◆ WHAT TO WORK ON: Filter this material down to the lines that contain the string "link", and return those lines.
################
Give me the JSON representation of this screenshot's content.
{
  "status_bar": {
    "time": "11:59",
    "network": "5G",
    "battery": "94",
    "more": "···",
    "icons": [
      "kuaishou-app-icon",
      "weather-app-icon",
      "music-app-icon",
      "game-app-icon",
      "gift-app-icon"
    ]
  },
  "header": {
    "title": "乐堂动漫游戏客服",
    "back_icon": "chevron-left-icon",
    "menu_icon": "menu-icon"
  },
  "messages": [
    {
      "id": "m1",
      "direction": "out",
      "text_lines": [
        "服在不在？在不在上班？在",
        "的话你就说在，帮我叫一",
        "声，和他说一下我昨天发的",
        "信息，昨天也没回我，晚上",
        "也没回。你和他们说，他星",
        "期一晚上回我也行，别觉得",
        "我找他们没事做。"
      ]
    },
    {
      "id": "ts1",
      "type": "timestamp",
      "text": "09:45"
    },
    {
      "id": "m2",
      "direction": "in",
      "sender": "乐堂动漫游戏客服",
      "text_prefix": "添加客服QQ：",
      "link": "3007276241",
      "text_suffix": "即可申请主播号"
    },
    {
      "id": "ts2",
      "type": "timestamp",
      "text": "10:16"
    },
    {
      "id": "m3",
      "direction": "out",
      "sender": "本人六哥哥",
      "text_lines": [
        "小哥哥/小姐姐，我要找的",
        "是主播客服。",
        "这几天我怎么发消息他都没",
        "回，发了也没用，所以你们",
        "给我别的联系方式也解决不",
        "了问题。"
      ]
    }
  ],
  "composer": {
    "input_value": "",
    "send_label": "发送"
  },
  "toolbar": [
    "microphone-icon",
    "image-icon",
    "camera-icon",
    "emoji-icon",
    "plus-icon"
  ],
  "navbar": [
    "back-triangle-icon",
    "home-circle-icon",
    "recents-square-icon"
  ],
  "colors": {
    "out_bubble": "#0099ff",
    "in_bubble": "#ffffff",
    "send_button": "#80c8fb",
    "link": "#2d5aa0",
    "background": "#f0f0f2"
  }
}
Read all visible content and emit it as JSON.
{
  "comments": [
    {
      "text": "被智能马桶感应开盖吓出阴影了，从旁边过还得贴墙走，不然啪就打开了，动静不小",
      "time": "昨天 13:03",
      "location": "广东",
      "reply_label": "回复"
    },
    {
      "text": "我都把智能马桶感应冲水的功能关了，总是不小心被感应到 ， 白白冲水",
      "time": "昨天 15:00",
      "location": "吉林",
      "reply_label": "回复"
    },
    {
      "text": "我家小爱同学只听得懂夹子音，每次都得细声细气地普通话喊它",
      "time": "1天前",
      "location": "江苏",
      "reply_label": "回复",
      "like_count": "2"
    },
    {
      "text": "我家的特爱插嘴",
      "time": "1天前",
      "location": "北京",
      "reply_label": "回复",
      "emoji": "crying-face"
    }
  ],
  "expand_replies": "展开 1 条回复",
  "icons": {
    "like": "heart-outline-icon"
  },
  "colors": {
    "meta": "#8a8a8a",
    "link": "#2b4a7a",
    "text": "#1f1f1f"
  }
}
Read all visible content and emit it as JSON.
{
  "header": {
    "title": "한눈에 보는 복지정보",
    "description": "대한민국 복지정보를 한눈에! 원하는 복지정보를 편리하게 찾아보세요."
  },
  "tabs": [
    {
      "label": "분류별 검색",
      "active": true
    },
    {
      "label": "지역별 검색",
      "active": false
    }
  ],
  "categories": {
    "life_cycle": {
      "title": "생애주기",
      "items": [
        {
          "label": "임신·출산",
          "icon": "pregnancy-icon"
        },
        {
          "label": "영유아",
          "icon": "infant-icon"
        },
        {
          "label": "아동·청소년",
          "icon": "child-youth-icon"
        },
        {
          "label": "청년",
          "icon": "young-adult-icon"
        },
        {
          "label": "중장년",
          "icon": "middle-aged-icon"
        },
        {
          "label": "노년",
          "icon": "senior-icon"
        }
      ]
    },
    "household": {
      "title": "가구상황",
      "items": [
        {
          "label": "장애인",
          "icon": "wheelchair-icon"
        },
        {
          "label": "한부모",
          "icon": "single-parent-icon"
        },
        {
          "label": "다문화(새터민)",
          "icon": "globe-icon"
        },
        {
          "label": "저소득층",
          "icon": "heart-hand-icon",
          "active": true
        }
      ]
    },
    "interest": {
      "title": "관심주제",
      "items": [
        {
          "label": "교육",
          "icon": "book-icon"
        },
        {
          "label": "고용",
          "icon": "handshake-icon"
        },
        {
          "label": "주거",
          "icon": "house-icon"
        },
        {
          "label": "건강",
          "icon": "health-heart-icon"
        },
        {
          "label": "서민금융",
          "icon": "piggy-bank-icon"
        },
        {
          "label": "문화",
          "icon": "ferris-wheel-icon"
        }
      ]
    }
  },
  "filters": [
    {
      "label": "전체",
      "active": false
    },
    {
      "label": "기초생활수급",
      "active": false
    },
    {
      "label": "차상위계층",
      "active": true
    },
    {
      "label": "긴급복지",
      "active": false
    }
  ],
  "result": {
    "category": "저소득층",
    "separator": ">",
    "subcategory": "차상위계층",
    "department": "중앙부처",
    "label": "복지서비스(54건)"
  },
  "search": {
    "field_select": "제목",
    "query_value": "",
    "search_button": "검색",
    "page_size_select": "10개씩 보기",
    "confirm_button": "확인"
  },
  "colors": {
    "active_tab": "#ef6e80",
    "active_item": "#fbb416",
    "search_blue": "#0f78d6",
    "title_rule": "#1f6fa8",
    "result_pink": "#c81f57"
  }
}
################
◆ EXPECTED ANSWER:
      "link": "3007276241",
    "link": "#2d5aa0",
    "link": "#2b4a7a",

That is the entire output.